As a former Catholic schoolboy from the Bronx, surely Fernando Ferrer knows that falsehoods can trip you up.
Mr. Ferrer, the Democratic candidate for mayor, nevertheless found himself stumbling yesterday after his political opponents pointed out something amiss on his campaign Web site: a personal log entry "posted by Fernando Ferrer," in which he recalled attending "public schools for most of my education."
Mr. Ferrer actually attended Catholic schools for most of his education, graduating from the prestigious Cardinal Spellman High School with a scholarship to New York University. Certainly, he has not forgotten his Good Book amid his pursuit of votes from public school teachers, parents and graduates?
He has not, aides said yesterday. They maintained that Mr. Ferrer did not write the blog entry attributed to him.
"An item submitted by Freddy Ferrer was inaccurately edited regarding Freddy's education," Nick Baldick, the campaign manager, said in a statement. "We apologize for the mistake and have corrected the entry."
Yet even that explanation was not quite right. Jen Bluestein, a spokeswoman for the Ferrer campaign, said the candidate did not submit a written item but rather "passed on some ideas" to an aide, who then wrote three paragraphs and posted them in his name. The prose has a quality that could be confused with Mr. Ferrer's speaking style, but in whole it reads like a news release.
Asked why Mr. Ferrer was credited for words he did not write, Ms. Bluestein offered an everyone-does-it defense.
"This happens in political campaigns all the time," she said. "In this case he called in some ideas, and someone got a little loose with the editing."
Then Ms. Bluestein went on the offensive, challenging the integrity of Mayor Michael R. Bloomberg's campaign aides on two related fronts. She wondered why aides waited weeks to point out the error in the entry made Sept. 5 on the site (ferrer2005.com), and whether Mr. Bloomberg wrote first-person answers in the "Ask Mike" blog on his campaign Web site (mikebloomberg.com).
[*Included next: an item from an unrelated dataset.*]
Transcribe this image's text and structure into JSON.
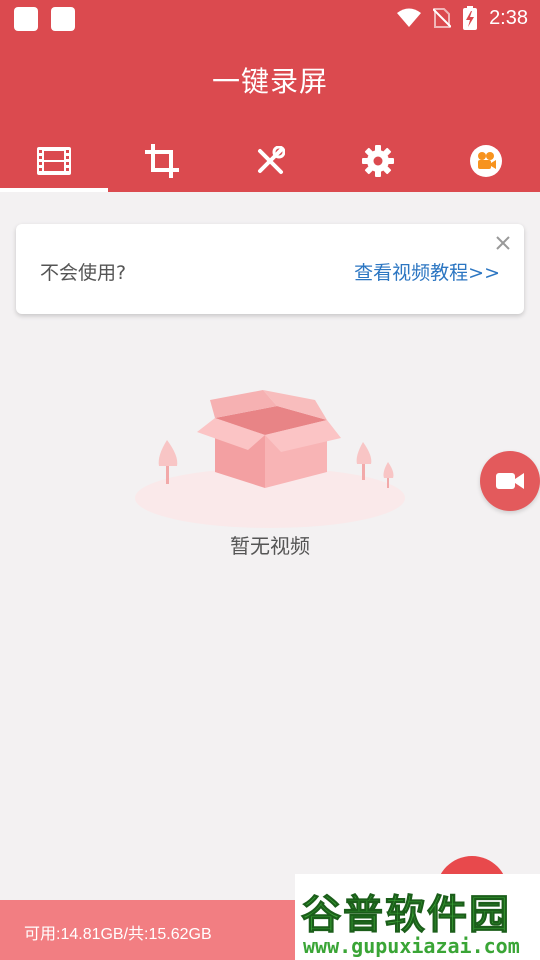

Stu Loeser, a spokesman for the mayor's campaign, acknowledged that his camp noticed the error "soon after it was posted" on Mr. Ferrer's site. Asked about the timing, and whether it was intended to distract attention from Mr. Ferrer's visit yesterday from Howard Dean, the Democratic National Committee chairman, Mr. Loeser replied, "We don't discuss campaign strategy."
As for the authorship of "Ask Mike," Mr. Loeser replied about the mayor, "It's something he oversees and approves."
The Bloomberg and Ferrer camps are competing aggressively to win over parents of schoolchildren and Catholic New Yorkers, and the blog dust-up had both campaigns in a frenzy yesterday afternoon.
"I happen to be a proud graduate of an excellent private parochial school, and I can't imagine why anyone would hide such a fact," William Cunningham, a senior adviser for the Bloomberg campaign, said in a statement to reporters.
Mr. Loeser also asked, for the record, that it be noted the mayor attended public schools through high school in Medford, Mass.
Mr. Ferrer was bombarded with questions about the blog entry during a news conference late yesterday with Mr. Dean, at which the candidate took responsibility.
The Ferrer campaign also noted that the mayor cited falling murder rates in the South Bronx on his campaign Web site - yet did not mention that other crime rates had risen.